I’ve never been to a fish and seafood restaurant before, so was very keen to try out the experience when my husband and I headed out to Topsham from Exeter one balmy July evening. Not knowing what to expect is quite liberating when trying out a new eatery as we had nothing to compare it to, and so we were pleasantly surprised and excited to discover ourselves in a quaint and historic building with dramatic views over the estuary, coupled with a very warm welcome by our host and restaurant owner, Nigel.
The Galley pride themselves on serving ‘the best of Devon on a plate’ accompanied by great service tailored to your needs and that was evident as soon as we entered and rang the bell for attention – a lovely retro touch! Nigel and his team couldn’t do enough to make us, and every other guest, comfortable (many of whom had clearly been before). From helping an elderly guest get from a to b, to answering all my questions about whether certain ingredients were pregnancy friendly; his passion for his product was overflowing and infectious.
Whilst perusing the menu, we were served with bread and olives to take the edge off of our growing appetites, and both were absolutely delicious. We eventually settled on the Devon Scallops, served with cauliflower puree and braised pork (£9.50) and the Thai fishcakes with a mango, chilli and coriander salsa (£7.50) to start. Each dish was presented beautifully, my fishcakes didn’t look like your conventional fishcakes and they certainly didn’t taste like them either – each bite was an explosion of flavour and divine texture. On enquiry I discovered the reason why; there was no potato filler in these beauties, just solely local hake and cod, seasoned to perfection and served with a punchy salsa that was as fresh as it was flavoursome. The hubby’s scallops were equally delectable; the balance of flavours enhanced each individual component and made for a truly satisfying dish.

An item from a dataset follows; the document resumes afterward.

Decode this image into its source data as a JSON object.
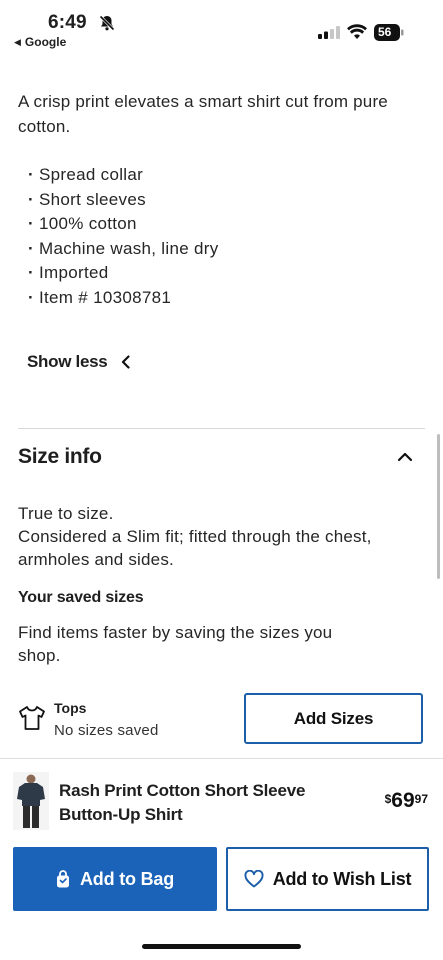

Still reeling from our exquisite starters, we moved onto our main courses, which for me was Champagne Battered Sea Bass, with double cooked chips, minted peas and tartare sauce (£17.50) and for my husband was Lobster Thermidor which was specially ordered in by request beforehand. On first bite, the lobster was prescribed ‘just magnificent’ – in fact it was SO good that my hubby said he would be sad when it was over; the wine that the restaurant recommended offset the dish perfectly and amplified his whole enjoyment of the dish. My sea bass was perfection, from the crisp batter to the freshness of the peas and the creamy intensity of the tartare sauce, every mouthful was a joy and I too, was sad when it ended.
I was pleased to see upon being presented with the dessert menu, that The Galley’s obvious flair for flavour combinations extended to the finale of a meal. It’s not often a specialist restaurant gives dessert much consideration in my experience, but here, I was not disappointed. We opted for the Crème Brulee with poached rhubarb and gingerbread (£7) and Raspberry Bakewell Tart with roasted apricots and vanilla ice cream (£7). I didn’t even get a chance to try the brulee as my husband devoured it with enthusiasm (unusual for him as he doesn’t have a sweet tooth) – I on the other hand savoured each and every mouthful, admiring how the sharpness of the raspberry was juxtaposed with the sweetness of the apricot and married together with the creaminess of the ice cream.
The ambient atmosphere, the dulcet tones of Madeleine Peyroux in the background, the spectacular food and the sun setting on the estuary as we ate equalled one of the nicest nights out we have ever had in a restaurant. Nigel and your team, we applaud you.
Words & Images: Mary Bennellick
Visit The Galley online at: www.galleyrestaurant.co.uk